*Assignment*: Your output should be the full listing, unchanged.

*Task inputs*:
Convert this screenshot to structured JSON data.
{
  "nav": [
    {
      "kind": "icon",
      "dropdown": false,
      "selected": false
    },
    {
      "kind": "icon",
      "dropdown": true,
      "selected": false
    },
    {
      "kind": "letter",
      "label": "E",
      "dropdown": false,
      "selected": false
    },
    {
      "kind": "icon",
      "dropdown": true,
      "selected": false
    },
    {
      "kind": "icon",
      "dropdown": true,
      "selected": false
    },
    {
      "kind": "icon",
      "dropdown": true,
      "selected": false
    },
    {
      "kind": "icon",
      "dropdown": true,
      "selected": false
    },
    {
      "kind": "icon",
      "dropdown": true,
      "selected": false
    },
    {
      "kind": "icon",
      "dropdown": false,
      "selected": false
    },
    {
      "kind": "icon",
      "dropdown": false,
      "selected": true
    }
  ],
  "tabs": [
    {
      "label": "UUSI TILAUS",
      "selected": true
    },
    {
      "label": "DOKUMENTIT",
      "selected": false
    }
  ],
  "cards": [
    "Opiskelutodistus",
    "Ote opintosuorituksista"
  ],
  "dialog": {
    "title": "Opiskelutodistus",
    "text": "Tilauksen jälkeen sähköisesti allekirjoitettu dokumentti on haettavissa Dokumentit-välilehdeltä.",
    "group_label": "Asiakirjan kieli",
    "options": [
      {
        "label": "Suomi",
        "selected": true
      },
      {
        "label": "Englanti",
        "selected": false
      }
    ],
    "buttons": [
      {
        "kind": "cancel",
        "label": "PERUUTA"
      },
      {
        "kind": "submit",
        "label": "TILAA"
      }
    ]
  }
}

*Result*:
Convert this screenshot to structured JSON data.
{
  "nav": [
    {
      "kind": "icon",
      "dropdown": false,
      "selected": false
    },
    {
      "kind": "icon",
      "dropdown": true,
      "selected": false
    },
    {
      "kind": "letter",
      "label": "E",
      "dropdown": false,
      "selected": false
    },
    {
      "kind": "icon",
      "dropdown": true,
      "selected": false
    },
    {
      "kind": "icon",
      "dropdown": true,
      "selected": false
    },
    {
      "kind": "icon",
      "dropdown": true,
      "selected": false
    },
    {
      "kind": "icon",
      "dropdown": true,
      "selected": false
    },
    {
      "kind": "icon",
      "dropdown": true,
      "selected": false
    },
    {
      "kind": "icon",
      "dropdown": false,
      "selected": false
    },
    {
      "kind": "icon",
      "dropdown": false,
      "selected": true
    }
  ],
  "tabs": [
    {
      "label": "UUSI TILAUS",
      "selected": true
    },
    {
      "label": "DOKUMENTIT",
      "selected": false
    }
  ],
  "cards": [
    "Opiskelutodistus",
    "Ote opintosuorituksista"
  ],
  "dialog": {
    "title": "Opiskelutodistus",
    "text": "Tilauksen jälkeen sähköisesti allekirjoitettu dokumentti on haettavissa Dokumentit-välilehdeltä.",
    "group_label": "Asiakirjan kieli",
    "options": [
      {
        "label": "Suomi",
        "selected": true
      },
      {
        "label": "Englanti",
        "selected": false
      }
    ],
    "buttons": [
      {
        "kind": "cancel",
        "label": "PERUUTA"
      },
      {
        "kind": "submit",
        "label": "TILAA"
      }
    ]
  }
}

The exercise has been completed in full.